A comprehensive guide to everything that you need to know about price lining.
Price lining, also referred to as product line pricing, is a marketing tool, where items of the same product group are set on different price points. The higher the price, the higher quality consumer assumes the product is.
Price lining is a process through which marketers set different price points for different products and services within a particular group. This is a tactic to create different perceptions about the product or service with regard to its quality levels through pricing.
The main idea behind price lining is to increase profits– with more features offered to consumers, marketers can create categories of their products or services and charge them accordingly.
Best example out there is of iPhone. Currently Apple offers three latest models, iPhone 8 and 8 plus and its flagship model, iPhone X.
Now each of these phones have something that is different and comes with their own features. The iPhone 8 is the most handy of the all, the iPhone 8 Plus is bigger and comes with the dual camera feature and iPhone X is the anniversary phone and the most unique of them all – offering animojies and the most powerful camera.
Here’s where Apple is using price lining. Each phone is priced according to its features. An iPhone 8 starts from $699 where iPhone 8 Plus starts from $799. The iPhone X starts from $999 since it’s the anniversary phone and has features that are only unique to it.
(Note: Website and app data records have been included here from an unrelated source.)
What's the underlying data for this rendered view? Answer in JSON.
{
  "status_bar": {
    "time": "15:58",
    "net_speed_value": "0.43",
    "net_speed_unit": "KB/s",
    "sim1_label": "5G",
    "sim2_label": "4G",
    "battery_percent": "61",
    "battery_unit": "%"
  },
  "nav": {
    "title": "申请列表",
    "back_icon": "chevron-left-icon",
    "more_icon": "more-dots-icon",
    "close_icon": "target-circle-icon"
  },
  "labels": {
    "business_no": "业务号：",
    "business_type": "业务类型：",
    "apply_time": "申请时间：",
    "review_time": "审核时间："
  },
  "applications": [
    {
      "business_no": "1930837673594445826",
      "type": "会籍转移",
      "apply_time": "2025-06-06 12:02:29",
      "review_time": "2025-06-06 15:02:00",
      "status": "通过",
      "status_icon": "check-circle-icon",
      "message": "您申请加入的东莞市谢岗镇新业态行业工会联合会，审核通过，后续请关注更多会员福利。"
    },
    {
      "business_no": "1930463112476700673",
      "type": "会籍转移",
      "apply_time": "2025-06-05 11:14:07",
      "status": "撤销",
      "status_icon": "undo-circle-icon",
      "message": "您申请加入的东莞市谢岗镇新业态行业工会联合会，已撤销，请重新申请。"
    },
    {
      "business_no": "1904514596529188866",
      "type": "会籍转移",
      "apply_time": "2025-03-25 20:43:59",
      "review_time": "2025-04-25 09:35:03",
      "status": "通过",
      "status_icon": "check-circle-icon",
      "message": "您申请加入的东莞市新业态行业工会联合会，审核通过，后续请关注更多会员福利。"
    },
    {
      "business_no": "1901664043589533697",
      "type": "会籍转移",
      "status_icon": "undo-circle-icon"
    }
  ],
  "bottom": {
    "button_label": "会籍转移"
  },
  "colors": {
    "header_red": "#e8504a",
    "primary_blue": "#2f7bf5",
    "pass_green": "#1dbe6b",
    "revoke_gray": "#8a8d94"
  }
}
The idea behind these prices are to create interest among consumers who will notice these gaps between the prices and use them to evaluate the quality of a product. In other words, marketers use price points.
What are price points?
While we have discussed price points in detail, let’s start with the simplest of definition here – price points strategy is basically about creating different prices using variety of features of the product or service that is being sold. Just like the example we shared with you before, Apple creates different price points for their price lining strategy according to the models that they are offering.
How price lining influences consumers
The main effect of price lining is to offer consumers the freedom of making a choice.
With flexibility to choose what they want according to the new features or better quality available in the market, consumers can easily decide what they want between what is cheapest and the most expensive one.
Some consumers want everything – if a product has a model that comes with every feature that would be the choice these consumers will go for.
While some want to keep things under a budget and will opt for a product that won’t leave a dent on their pocket.
Price points help consumers in making a decision. By having one price point high and others as medium and low, consumers can easily figure out what they can afford and want. But here’s something that you need to consider – a high price point needs to be justified.
Consumers like when they have choices but they also want a reason why some products or services are priced high. What makes these so exclusive or unique that they are priced above average? Marketing plays an important role here to sell not only the product but its expensive price tag.
Now that we have cleared price lining and how it influences consumers, let’s talk about the pros and cons.
Price lining isn’t only offering consumers with choice flexibility. By creating different prices of products and services, companies can earn more profit without further investment. Basically companies don’t need to create new products, they can focus on one which means no manufacturing cost, lower advertising overheads etc.
With price lining, companies can create variety of products from a single brand and earn considerable markup.
Take car manufacturers – they create three models of their cars and set prices according to the features and add-ons consumers can choose from. Car A would come with automatic brake system and Car B would have manual transmission and Car C would have both features. Among these three cars, Car C will be the most expensive.
The biggest drawback of price lining is that it focuses on cost alone. When marketers rely on price lining, they may not think about other factors like inflation or recent purchasing trends among their target audiences.
For instance, if there was a weak economy, chances are the consumers will go towards lower price points. This would mean that the companies would have to consider the unsold high priced products and hold them as inventory – meaning more costs and no profit.
But there is a way companies can circumvent this, by creating alternative brands. Best example that we can use here would be of Toyota that have created variety of low budget cars. But they also have created a high end brand like Lexus which allows them to target two different target audiences at the same time.
There is also risk involved – with price lining, companies need to be careful since they can charge high and low prices but don’t properly advertise the differentiation between the two products or why one is expensive while the other one is cheaper. Consumers don’t like to be kept in dark when it comes to pricing and can skip the brand completely and look towards competitors.